Charge! Great Cavalry Charges of the Napoleonic Wars
Smith, Digby. Charge! Great Cavalry Charges of the Napoleonic Wars London: Greenhill, 2003. 304 p. ISBN 1853675415. $39.95. Hardcover.
Charge! is the latest addition to the growing Napoleonic list of the Greenhill publications. Its author, Digby Smith, is author of numerous books on the Napoleonic wars and is certainly familiar to the members of Napoleon Series forum. His new volume looks at major battles of the Napoleonic wars where cavalry played important role in deciding the victor. The author notes in the introduction that instead of detailed descriptions of cavalry actions, he decided to devote considerable space to explaining the strategic environment in which each of these actions took place so that the overall context of each situation may be understood. (p. 10)
The book consists of fourteen chapters with appendices. Chapter I contains brief characterizations of the cavalry of the Napoleonic wars. Author starts with heavy cavalry (cuirassiers) and proceeds to line (horse grenadiers, carabineers, dragoons) and light cavalry (hussars, chasseurs--cheval, horse jagers), lancers, and irregular cavalry. He briefly outlines history of each cavalry type and illustrates their usage in the European armies. Although the descriptions are concise, they provide useful and insightful information. Author then gives short explanation of the cavalry tactics in the Age of Napoleon, outlining the cavalry organization and tactics in the battle. Several cavalry regulations are named for the French troops, including Ordonnance Provisoire sur lExercise et les Manoeuvres de la Cavalerie and Instruction sur lExercise et les Manoeuvres de la Lance. However, there are no notes on similar manuals for the British, Prussia or Russian cavalry. While discussing the tactics, author makes important observations on the maintenance of cavalry horses and discusses the endurance, proper forage and other aspects of maintaining a troop of cavalry.
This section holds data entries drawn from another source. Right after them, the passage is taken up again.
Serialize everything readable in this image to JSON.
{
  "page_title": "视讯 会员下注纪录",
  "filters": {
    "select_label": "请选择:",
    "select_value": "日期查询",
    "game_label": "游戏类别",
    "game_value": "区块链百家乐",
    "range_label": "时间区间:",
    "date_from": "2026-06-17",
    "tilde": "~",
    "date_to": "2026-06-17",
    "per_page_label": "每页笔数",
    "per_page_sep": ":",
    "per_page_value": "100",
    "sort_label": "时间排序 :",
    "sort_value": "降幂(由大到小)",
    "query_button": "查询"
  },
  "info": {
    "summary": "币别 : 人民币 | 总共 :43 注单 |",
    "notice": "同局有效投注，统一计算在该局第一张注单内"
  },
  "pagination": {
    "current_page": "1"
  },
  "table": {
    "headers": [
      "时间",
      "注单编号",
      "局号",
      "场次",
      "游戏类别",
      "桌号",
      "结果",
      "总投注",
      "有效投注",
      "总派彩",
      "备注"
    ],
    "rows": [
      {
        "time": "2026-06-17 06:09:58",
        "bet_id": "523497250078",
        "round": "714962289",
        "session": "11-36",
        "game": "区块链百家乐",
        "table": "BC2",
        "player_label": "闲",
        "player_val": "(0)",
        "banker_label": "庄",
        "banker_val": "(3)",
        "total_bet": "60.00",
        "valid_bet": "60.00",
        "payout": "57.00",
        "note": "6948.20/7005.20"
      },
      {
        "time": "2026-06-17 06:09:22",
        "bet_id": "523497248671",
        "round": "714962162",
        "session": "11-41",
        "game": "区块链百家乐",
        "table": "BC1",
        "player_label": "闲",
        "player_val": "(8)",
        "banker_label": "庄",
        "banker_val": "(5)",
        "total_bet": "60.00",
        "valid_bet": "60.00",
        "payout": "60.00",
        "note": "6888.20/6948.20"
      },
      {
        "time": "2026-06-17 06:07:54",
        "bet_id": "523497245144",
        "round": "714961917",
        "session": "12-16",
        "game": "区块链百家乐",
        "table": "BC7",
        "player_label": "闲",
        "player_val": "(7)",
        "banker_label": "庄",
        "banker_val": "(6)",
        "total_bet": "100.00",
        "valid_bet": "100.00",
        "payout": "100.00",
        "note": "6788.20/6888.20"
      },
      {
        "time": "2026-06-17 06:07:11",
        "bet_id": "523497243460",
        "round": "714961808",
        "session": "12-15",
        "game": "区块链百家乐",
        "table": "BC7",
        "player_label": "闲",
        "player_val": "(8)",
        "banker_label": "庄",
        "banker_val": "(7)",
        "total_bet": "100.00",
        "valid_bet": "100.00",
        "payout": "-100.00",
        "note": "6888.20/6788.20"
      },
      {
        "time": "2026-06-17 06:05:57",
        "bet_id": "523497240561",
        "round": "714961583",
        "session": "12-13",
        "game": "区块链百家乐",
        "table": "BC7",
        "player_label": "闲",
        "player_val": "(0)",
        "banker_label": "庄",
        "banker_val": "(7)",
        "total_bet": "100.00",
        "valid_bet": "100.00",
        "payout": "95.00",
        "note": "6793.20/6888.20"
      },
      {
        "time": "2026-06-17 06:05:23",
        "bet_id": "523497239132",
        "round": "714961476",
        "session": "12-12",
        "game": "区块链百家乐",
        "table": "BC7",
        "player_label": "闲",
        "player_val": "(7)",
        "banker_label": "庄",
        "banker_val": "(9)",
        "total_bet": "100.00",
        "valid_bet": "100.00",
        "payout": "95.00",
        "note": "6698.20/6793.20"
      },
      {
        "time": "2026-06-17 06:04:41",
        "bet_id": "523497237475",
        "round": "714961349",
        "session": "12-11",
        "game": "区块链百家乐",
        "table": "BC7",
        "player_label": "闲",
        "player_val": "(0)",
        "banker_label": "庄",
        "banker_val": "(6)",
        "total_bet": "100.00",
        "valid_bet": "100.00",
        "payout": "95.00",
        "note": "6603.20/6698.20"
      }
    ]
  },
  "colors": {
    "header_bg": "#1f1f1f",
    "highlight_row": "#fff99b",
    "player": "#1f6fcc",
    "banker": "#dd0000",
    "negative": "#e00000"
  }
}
The following twelve chapters (Chapters 2-11, 13-14) describe cavalry actions in the major Napoleonic battles: Marengo, Austerlitz, Eylau, Albuera, Garcia Hernandez, Borodino, Berezina Crossing, Haynau, Liebertwolkwitz, Mockern, Fere-Champenoise and Waterloo. Each action is explained in the similar manner as the author starts by describing the situation prior to the given campaign and then outlines the plans and opening moves in the battle. The narrative is clear and straightforward with enough details to comprehend the intentions and actions of the belligerent sides.
However, in some cases, as in Marengo, the battle description is not concentrated on the cavalry and tends to become another general description of the fighting. Kellermanns charge at Marengo is not as detailed as it should have been considering the title of the work. While describing Austerlitz, author pointed to the problems within the Allied forces, including lack of unity of command, the language barrier, different calendars, training and experience of the troops. But, the cavalry action is once again depicted in lesser detail. Chapter on Borodino has much better depiction and author cited various sources, including Russian (Bogdanovich), to substantiate his arguments. The descriptions of Liebertwolkwitz and Waterloo also contain many interesting and insightful citations from the contemporaries.
In Chapter 12, the author reviews various raids and cavalry actions during the 1813 campaign and does good job in bringing to light some lesser-known actions. However, some combats are described very briefly, for instance, the action at Berlin on 20 February 1813 is completed in three lines, and the clash at Nordhausen on 19 April is portrayed in two sentences. It would have been better to sacrifice number of actions reviewed for more detailed depictions to highlight the role of cavalry in this campaign. The book is very attractive with color dust cover, thirty-eight black-and-white illustrations, twelve well-drawn maps and an appendix of over fifty pages listing battle orders for the actions described in the text.
In final analysis, Digby Smiths new book is an interesting addition to the Napoleonic library. The book is written in easy language and reads very fast. It will provide the basic information on the major engagements of the era and will certainly prompt the reader to seek out more information. Those with intimate knowledge of the period would probably find it lacking in details, but certainly enjoy the appendices and the maps. For the newcomers to the Napoleonic wars, this volume will be good way to start.
Reviewed by Alexander Mikaberidze